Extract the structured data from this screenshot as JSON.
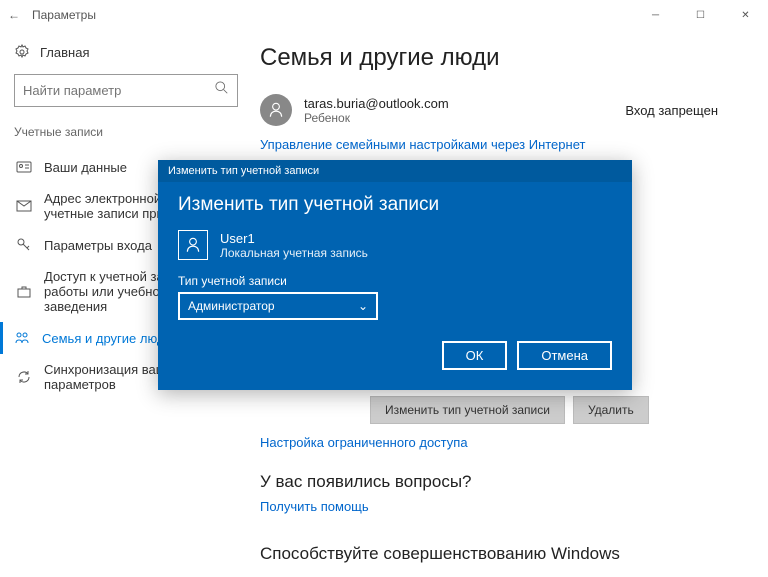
{
  "window": {
    "title": "Параметры",
    "back_icon": "←"
  },
  "sidebar": {
    "home": "Главная",
    "search_placeholder": "Найти параметр",
    "section": "Учетные записи",
    "items": [
      {
        "label": "Ваши данные"
      },
      {
        "label": "Адрес электронной почты; учетные записи приложений"
      },
      {
        "label": "Параметры входа"
      },
      {
        "label": "Доступ к учетной записи места работы или учебного заведения"
      },
      {
        "label": "Семья и другие люди"
      },
      {
        "label": "Синхронизация ваших параметров"
      }
    ]
  },
  "main": {
    "title": "Семья и другие люди",
    "family_user": {
      "email": "taras.buria@outlook.com",
      "role": "Ребенок",
      "status": "Вход запрещен"
    },
    "manage_link": "Управление семейными настройками через Интернет",
    "change_btn": "Изменить тип учетной записи",
    "delete_btn": "Удалить",
    "restricted_link": "Настройка ограниченного доступа",
    "questions_h": "У вас появились вопросы?",
    "help_link": "Получить помощь",
    "improve_h": "Способствуйте совершенствованию Windows"
  },
  "modal": {
    "title": "Изменить тип учетной записи",
    "heading": "Изменить тип учетной записи",
    "user_name": "User1",
    "user_sub": "Локальная учетная запись",
    "type_label": "Тип учетной записи",
    "selected": "Администратор",
    "ok": "ОК",
    "cancel": "Отмена"
  }
}
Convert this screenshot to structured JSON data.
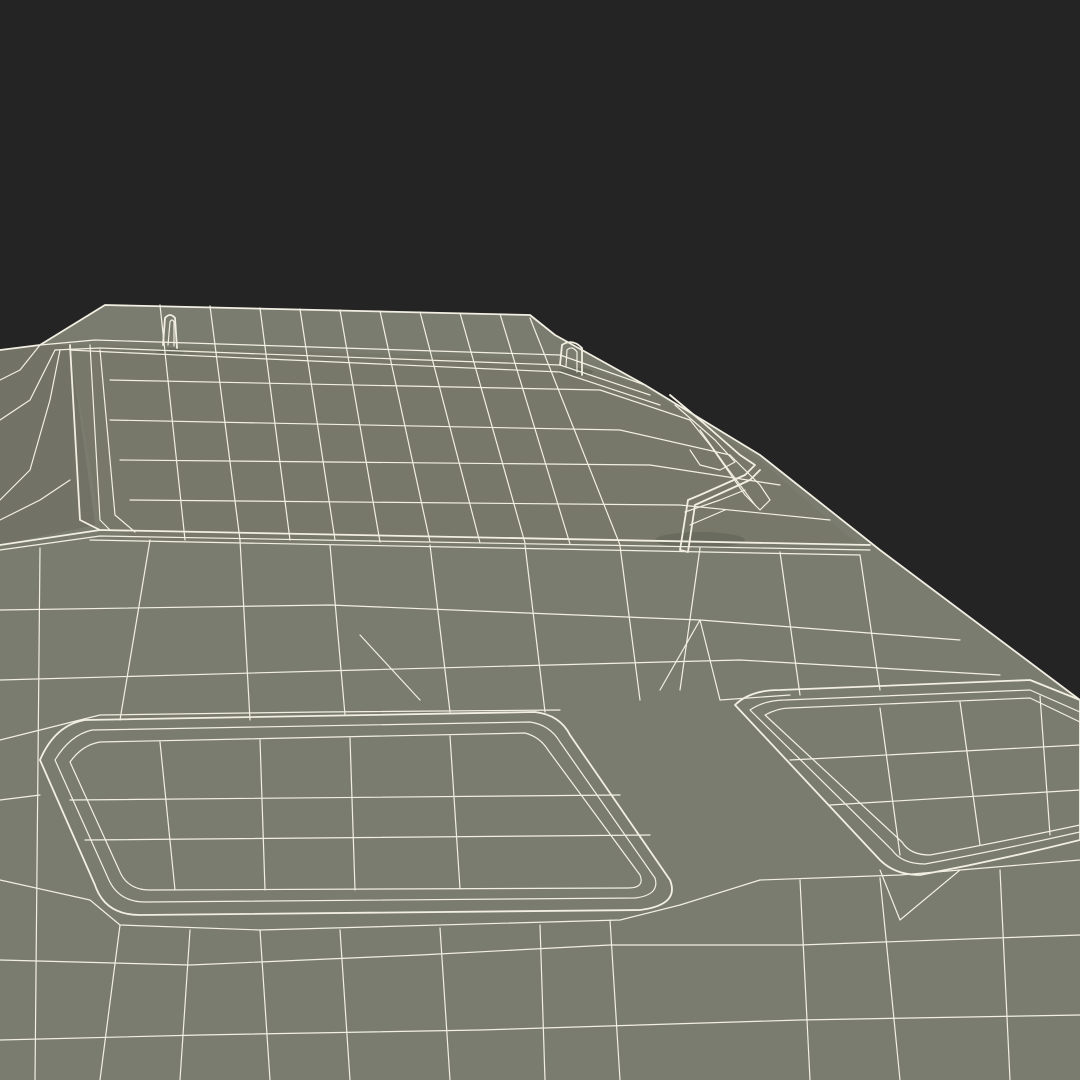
{
  "scene": {
    "kind": "3d-wireframe-render",
    "subject": "vehicle-roof",
    "background_color": "#242424",
    "surface_color": "#7b7c70",
    "surface_shade_color": "#6c6d62",
    "wire_color": "#f2efe2",
    "shadow_color": "#5f6058"
  }
}
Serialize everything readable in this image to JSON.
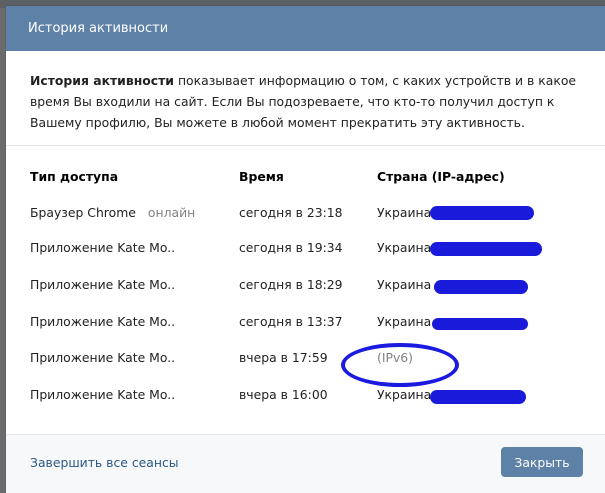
{
  "modal": {
    "title": "История активности",
    "intro_bold": "История активности",
    "intro_rest": " показывает информацию о том, с каких устройств и в какое время Вы входили на сайт. Если Вы подозреваете, что кто-то получил доступ к Вашему профилю, Вы можете в любой момент прекратить эту активность."
  },
  "table": {
    "headers": [
      "Тип доступа",
      "Время",
      "Страна (IP-адрес)"
    ],
    "rows": [
      {
        "access": "Браузер Chrome",
        "status": "онлайн",
        "time": "сегодня в 23:18",
        "country": "Украина"
      },
      {
        "access": "Приложение Kate Mo..",
        "status": "",
        "time": "сегодня в 19:34",
        "country": "Украина"
      },
      {
        "access": "Приложение Kate Mo..",
        "status": "",
        "time": "сегодня в 18:29",
        "country": "Украина"
      },
      {
        "access": "Приложение Kate Mo..",
        "status": "",
        "time": "сегодня в 13:37",
        "country": "Украина"
      },
      {
        "access": "Приложение Kate Mo..",
        "status": "",
        "time": "вчера в 17:59",
        "country": "(IPv6)"
      },
      {
        "access": "Приложение Kate Mo..",
        "status": "",
        "time": "вчера в 16:00",
        "country": "Украина"
      }
    ]
  },
  "footer": {
    "end_sessions": "Завершить все сеансы",
    "close": "Закрыть"
  },
  "colors": {
    "header_bg": "#5e81a8",
    "link": "#2a5885",
    "redaction": "#1a1adb"
  }
}
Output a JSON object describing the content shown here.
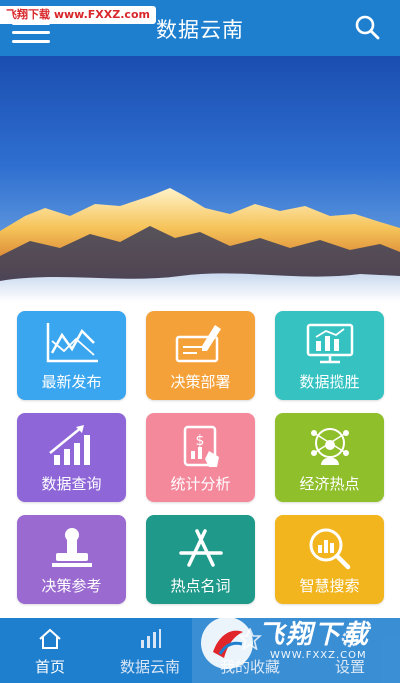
{
  "header": {
    "title": "数据云南",
    "watermark": "飞翔下载 www.FXXZ.com"
  },
  "tiles": [
    {
      "label": "最新发布",
      "icon": "line-chart-icon",
      "color": "#3aa6ef"
    },
    {
      "label": "决策部署",
      "icon": "signing-check-icon",
      "color": "#f5a13a"
    },
    {
      "label": "数据揽胜",
      "icon": "monitor-chart-icon",
      "color": "#35c2c1"
    },
    {
      "label": "数据查询",
      "icon": "growth-bars-icon",
      "color": "#8e66d8"
    },
    {
      "label": "统计分析",
      "icon": "tablet-dollar-icon",
      "color": "#f4899c"
    },
    {
      "label": "经济热点",
      "icon": "network-person-icon",
      "color": "#8fbf2a"
    },
    {
      "label": "决策参考",
      "icon": "stamp-icon",
      "color": "#9b6ad0"
    },
    {
      "label": "热点名词",
      "icon": "appstore-tools-icon",
      "color": "#1f9a8a"
    },
    {
      "label": "智慧搜索",
      "icon": "magnifier-chart-icon",
      "color": "#f2b51e"
    }
  ],
  "nav": {
    "items": [
      {
        "label": "首页",
        "icon": "home-icon"
      },
      {
        "label": "数据云南",
        "icon": "bars-icon"
      },
      {
        "label": "我的收藏",
        "icon": "star-icon"
      },
      {
        "label": "设置",
        "icon": "gear-icon"
      }
    ]
  },
  "watermark_bottom": {
    "text": "飞翔下载",
    "url": "WWW.FXXZ.COM"
  }
}
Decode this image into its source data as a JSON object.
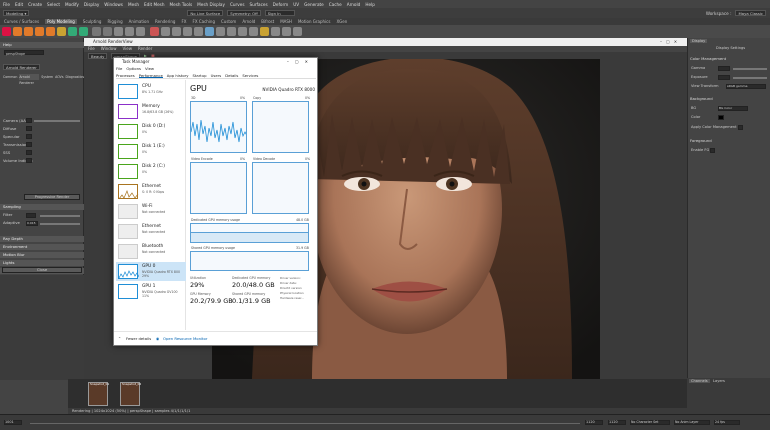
{
  "maya": {
    "menus": [
      "File",
      "Edit",
      "Create",
      "Select",
      "Modify",
      "Display",
      "Windows",
      "Mesh",
      "Edit Mesh",
      "Mesh Tools",
      "Mesh Display",
      "Curves",
      "Surfaces",
      "Deform",
      "UV",
      "Generate",
      "Cache",
      "Arnold",
      "Help"
    ],
    "shelf_tabs": [
      "Curves / Surfaces",
      "Poly Modeling",
      "Sculpting",
      "Rigging",
      "Animation",
      "Rendering",
      "FX",
      "FX Caching",
      "Custom",
      "Arnold",
      "Bifrost",
      "MASH",
      "Motion Graphics",
      "XGen"
    ],
    "active_shelf_tab": "Poly Modeling",
    "no_live_surface": "No Live Surface",
    "symmetry": "Symmetry: Off",
    "sign_in": "Sign In",
    "workspace_label": "Workspace :",
    "workspace_value": "Maya Classic"
  },
  "left_panel": {
    "help": "Help",
    "camera_value": "perspShape",
    "renderer": "Arnold Renderer",
    "tabs": [
      "Common",
      "Arnold Renderer",
      "System",
      "AOVs",
      "Diagnostics"
    ],
    "rows": [
      "Camera (AA)",
      "Diffuse",
      "Specular",
      "Transmission",
      "SSS",
      "Volume Indirect"
    ],
    "render_button": "Progressive Render",
    "sampling": "Sampling",
    "filter_label": "Filter",
    "adaptive_threshold": "Adaptive Threshold",
    "adaptive_value": "0.015",
    "sections": [
      "Ray Depth",
      "Environment",
      "Motion Blur",
      "Lights",
      "Textures",
      "Features"
    ],
    "close_button": "Close"
  },
  "render_view": {
    "title": "Arnold RenderView",
    "menus": [
      "File",
      "Window",
      "View",
      "Render"
    ],
    "toolbar_renderer": "Beauty",
    "toolbar_camera": "perspShape",
    "snapshots": [
      "Snapshot_01",
      "Snapshot_02"
    ],
    "status": "Rendering | 1024x1024 (50%) | perspShape | samples 4/1/1/1/1/1"
  },
  "right_panel": {
    "tabs": [
      "Display",
      "Display Settings"
    ],
    "color_management": "Color Management",
    "gamma": "Gamma",
    "exposure": "Exposure",
    "view_transform": "View Transform",
    "view_transform_value": "sRGB gamma",
    "background": "Background",
    "bg_label": "BG",
    "bg_value": "BG Color",
    "color_label": "Color",
    "apply_cm": "Apply Color Management",
    "foreground": "Foreground",
    "enable_fg": "Enable FG",
    "lower_tabs": [
      "Channels",
      "Layers"
    ]
  },
  "timebar": {
    "start": "1001",
    "end": "1120",
    "range_start": "1120",
    "range_end": "1120",
    "character_set": "No Character Set",
    "anim_layer": "No Anim Layer",
    "fps": "24 fps"
  },
  "task_manager": {
    "title": "Task Manager",
    "menus": [
      "File",
      "Options",
      "View"
    ],
    "tabs": [
      "Processes",
      "Performance",
      "App history",
      "Startup",
      "Users",
      "Details",
      "Services"
    ],
    "active_tab": "Performance",
    "side_items": [
      {
        "name": "CPU",
        "sub": "8%  1.71 GHz",
        "sub2": ""
      },
      {
        "name": "Memory",
        "sub": "16.8/63.8 GB (26%)",
        "sub2": ""
      },
      {
        "name": "Disk 0 (D:)",
        "sub": "0%",
        "sub2": ""
      },
      {
        "name": "Disk 1 (E:)",
        "sub": "0%",
        "sub2": ""
      },
      {
        "name": "Disk 2 (C:)",
        "sub": "0%",
        "sub2": ""
      },
      {
        "name": "Ethernet",
        "sub": "S: 0  R: 0 Kbps",
        "sub2": ""
      },
      {
        "name": "Wi-Fi",
        "sub": "Not connected",
        "sub2": ""
      },
      {
        "name": "Ethernet",
        "sub": "Not connected",
        "sub2": ""
      },
      {
        "name": "Bluetooth",
        "sub": "Not connected",
        "sub2": ""
      },
      {
        "name": "GPU 0",
        "sub": "NVIDIA Quadro RTX 800",
        "sub2": "29%"
      },
      {
        "name": "GPU 1",
        "sub": "NVIDIA Quadro GV100",
        "sub2": "11%"
      }
    ],
    "gpu_title": "GPU",
    "gpu_model": "NVIDIA Quadro RTX 8000",
    "graphs": [
      {
        "label": "3D",
        "pct": "0%"
      },
      {
        "label": "Copy",
        "pct": "0%"
      },
      {
        "label": "Video Encode",
        "pct": "0%"
      },
      {
        "label": "Video Decode",
        "pct": "0%"
      }
    ],
    "dedicated_label": "Dedicated GPU memory usage",
    "dedicated_max": "48.0 GB",
    "shared_label": "Shared GPU memory usage",
    "shared_max": "31.9 GB",
    "utilization_label": "Utilization",
    "utilization": "29%",
    "dedicated_mem_label": "Dedicated GPU memory",
    "dedicated_mem": "20.0/48.0 GB",
    "gpu_memory_label": "GPU Memory",
    "gpu_memory": "20.2/79.9 GB",
    "shared_mem_label": "Shared GPU memory",
    "shared_mem": "0.1/31.9 GB",
    "driver_labels": [
      "Driver version:",
      "Driver date:",
      "DirectX version:",
      "Physical location:",
      "Hardware reser..."
    ],
    "fewer_details": "Fewer details",
    "open_monitor": "Open Resource Monitor",
    "colors": {
      "cpu": "#1f8ed6",
      "memory": "#8b2fc9",
      "disk": "#4aa51c",
      "ethernet": "#a87420",
      "gpu": "#1f8ed6"
    }
  }
}
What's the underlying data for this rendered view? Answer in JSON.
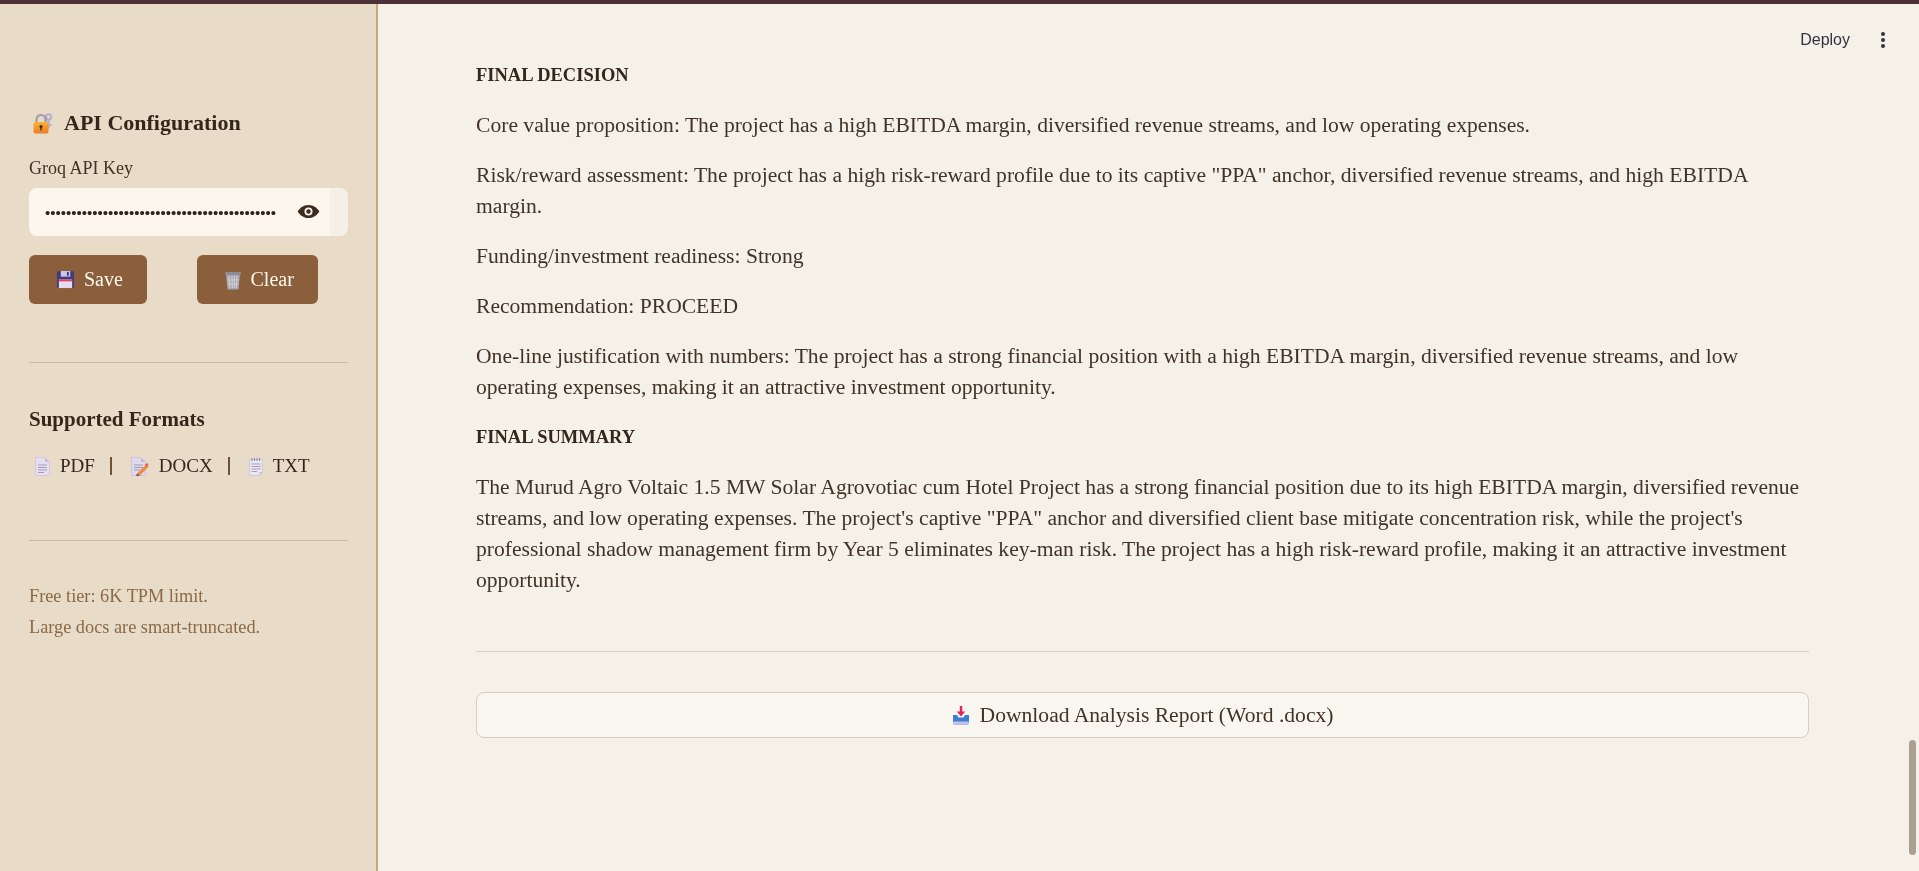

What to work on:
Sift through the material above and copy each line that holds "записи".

Task solution:
    "section": "Учетные записи",
        "label": "Адрес электронной почты; учетные записи приложений"
        "label": "Доступ к учетной записи места работы или учебного заведения"
    "change_btn": "Изменить тип учетной записи",
    "title": "Изменить тип учетной записи",
    "heading": "Изменить тип учетной записи",
    "type_label": "Тип учетной записи",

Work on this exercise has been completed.